Two days later her husband noticed an ad for tryouts for the U.S. Olympic bobsled team, and urged her to go. Her unusual combination of speed and power were ideal for a brakewoman, the person who pushes the sled to get it going, and then jumps in behind the driver. This time, she made the team. Two years of intense training followed. She not only competed, she won a gold medal and became the first African-American to do so in the winter Olympics.
In reflecting on Vonetta's story, leadership guru John Maxwell identifies three aspects of perseverance. First, perseverance punctuates talent. Vonetta's talent was huge, but without persevering, she would never have achieved her dream. Everyone faces obstacles, but, says Maxwell, "Only when a person matches talent with perseverance do opportunities become avenues of success."
Secondly, perseverance means succeeding because you are determined to, not destined to. If Vonetta had seen her Olympic hope as her destiny, she likely would have given up after her second failure to make the team. But she pressed on, "determined to find a way to take hold of her goals," and she was rewarded with success.
Finally, perseverance means stopping not because you are worn out, but because your task is completed. "Perseverance doesn't come into play until a person is tired," says Maxwell. After disappointment, fatigue and discouragement set in. After her failure, Vonetta's task seemed more daunting, but she kept going, kept running, until she "finally caught up with success."
Perseverance is an important decision at any time, so don't make it a once a year thing. It is a continuing resolution. And may God bless you in this new year.
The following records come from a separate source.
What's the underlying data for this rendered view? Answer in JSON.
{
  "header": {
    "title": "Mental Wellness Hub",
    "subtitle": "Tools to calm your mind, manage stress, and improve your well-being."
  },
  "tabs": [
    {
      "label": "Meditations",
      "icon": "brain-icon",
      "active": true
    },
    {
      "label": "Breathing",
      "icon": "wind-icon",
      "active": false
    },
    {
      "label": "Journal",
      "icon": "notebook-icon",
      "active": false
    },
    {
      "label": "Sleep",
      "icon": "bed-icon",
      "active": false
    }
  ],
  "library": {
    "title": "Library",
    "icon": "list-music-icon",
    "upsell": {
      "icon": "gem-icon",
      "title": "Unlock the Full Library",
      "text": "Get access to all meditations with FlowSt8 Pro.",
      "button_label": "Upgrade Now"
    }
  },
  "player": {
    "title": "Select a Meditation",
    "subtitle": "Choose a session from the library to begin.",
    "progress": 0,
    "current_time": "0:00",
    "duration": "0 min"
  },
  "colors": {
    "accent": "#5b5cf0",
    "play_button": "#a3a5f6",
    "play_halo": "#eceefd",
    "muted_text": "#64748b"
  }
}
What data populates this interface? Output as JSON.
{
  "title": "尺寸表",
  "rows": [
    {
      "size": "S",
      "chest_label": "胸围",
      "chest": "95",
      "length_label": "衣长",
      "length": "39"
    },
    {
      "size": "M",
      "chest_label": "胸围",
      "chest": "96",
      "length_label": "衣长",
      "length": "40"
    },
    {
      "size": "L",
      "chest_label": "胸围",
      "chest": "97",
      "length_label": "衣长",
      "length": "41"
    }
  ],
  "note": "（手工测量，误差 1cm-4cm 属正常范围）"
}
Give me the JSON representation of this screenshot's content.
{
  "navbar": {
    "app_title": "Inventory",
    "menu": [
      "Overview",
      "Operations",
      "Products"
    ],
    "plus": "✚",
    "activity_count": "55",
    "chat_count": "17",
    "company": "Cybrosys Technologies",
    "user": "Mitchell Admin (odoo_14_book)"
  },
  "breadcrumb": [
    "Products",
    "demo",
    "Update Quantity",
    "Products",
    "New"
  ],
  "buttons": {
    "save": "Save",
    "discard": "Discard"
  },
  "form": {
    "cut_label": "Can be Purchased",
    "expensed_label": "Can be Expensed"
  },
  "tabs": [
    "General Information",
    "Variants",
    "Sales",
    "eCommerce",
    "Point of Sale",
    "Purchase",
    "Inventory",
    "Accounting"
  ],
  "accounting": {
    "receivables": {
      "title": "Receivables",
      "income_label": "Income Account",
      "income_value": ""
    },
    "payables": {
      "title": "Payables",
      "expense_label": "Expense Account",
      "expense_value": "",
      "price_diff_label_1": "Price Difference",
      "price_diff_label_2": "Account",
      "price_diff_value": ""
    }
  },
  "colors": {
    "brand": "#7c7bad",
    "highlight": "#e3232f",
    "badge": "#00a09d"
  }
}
"I press on to take hold of that for which Christ Jesus took hold of me. Brothers and sisters, I do not consider myself yet to have taken hold of it. But one thing I do: Forgetting what is behind and straining toward what is ahead, I press on toward the goal to win the prize for which God has called me heavenward in Christ Jesus." [Philippians 3:12-14, TNIV]